The lighthearted video will soon be sent to nursing homes within the area to help residents feel loved and hopefully bring smiles to their faces.

In recent weeks, community members have been finding new ways to reach out to those in need.

The rapid spread of COVID-19 and shelter-in-place ordinances instituted throughout the nation has caused nursing homes and assisted-living facilities to shut their doors to outside visitors.

Members of the Church of Jesus Christ of Latter-day Saints in Prosper have found a way to bring joy and laughter into these residences.

After a recent meeting, they decided to create a resource geared toward some of the most vulnerable in the community.

Members of the church submitted videos of families and children singing, dancing and showcasing their talents.

Performances varied from footage of previous dance recitals, groups of people and individuals singing songs, showing off dance moves and playing instruments.

One clip featured a young man performing a basketball trick shot. Another starred young children singing worship songs such as “This Little Light of Mine.”

The video included dozens of performances by people of all ages and skill levels.

Richard Gillespie, whose family of six performed a dance for the talent show video, said his family has always enjoyed dancing and was inspired after seeing other videos on social media.

Gillespie said that his family saw this as a “fun way to connect with those we haven’t seen in a while.”

Mandi Jackson, who created the idea for the talent show, said that after sending a group text to the church’s congregation, she received an outpouring of support and video submissions from members.

“We have so many talented people within the church and we wanted to find a way to involve them,” said Charise Sallaway, a member of the team that helped put the project together.

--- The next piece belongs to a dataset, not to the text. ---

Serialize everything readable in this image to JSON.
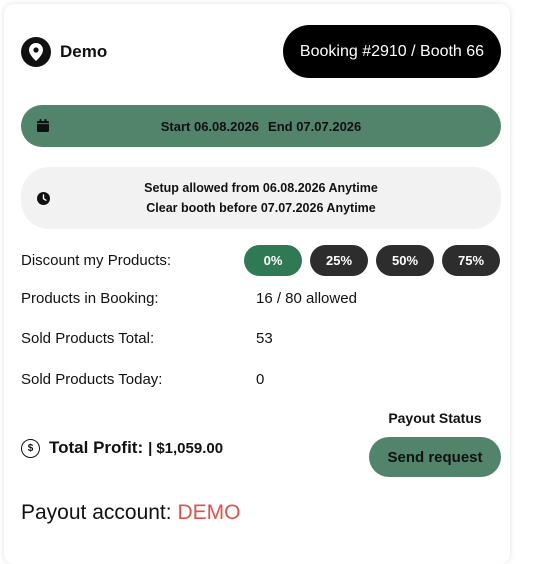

Allison Vance, who is a video production teacher at Rogers Middle School, stepped up to compile the video utilizing her video design skills. She collected the submissions and compiled them into a finished product that could be distributed.

In addition to the video, church members are also creating face masks for frontline workers as well as having young children make greeting cards to send to the nursing homes.

As of April 15, nearly a dozen nursing homes in Prosper, Frisco, McKinney and Celina had requested the video for their residents.

Jackson said that they are open to sending the video to any nursing home or assisted living center that expresses an interest.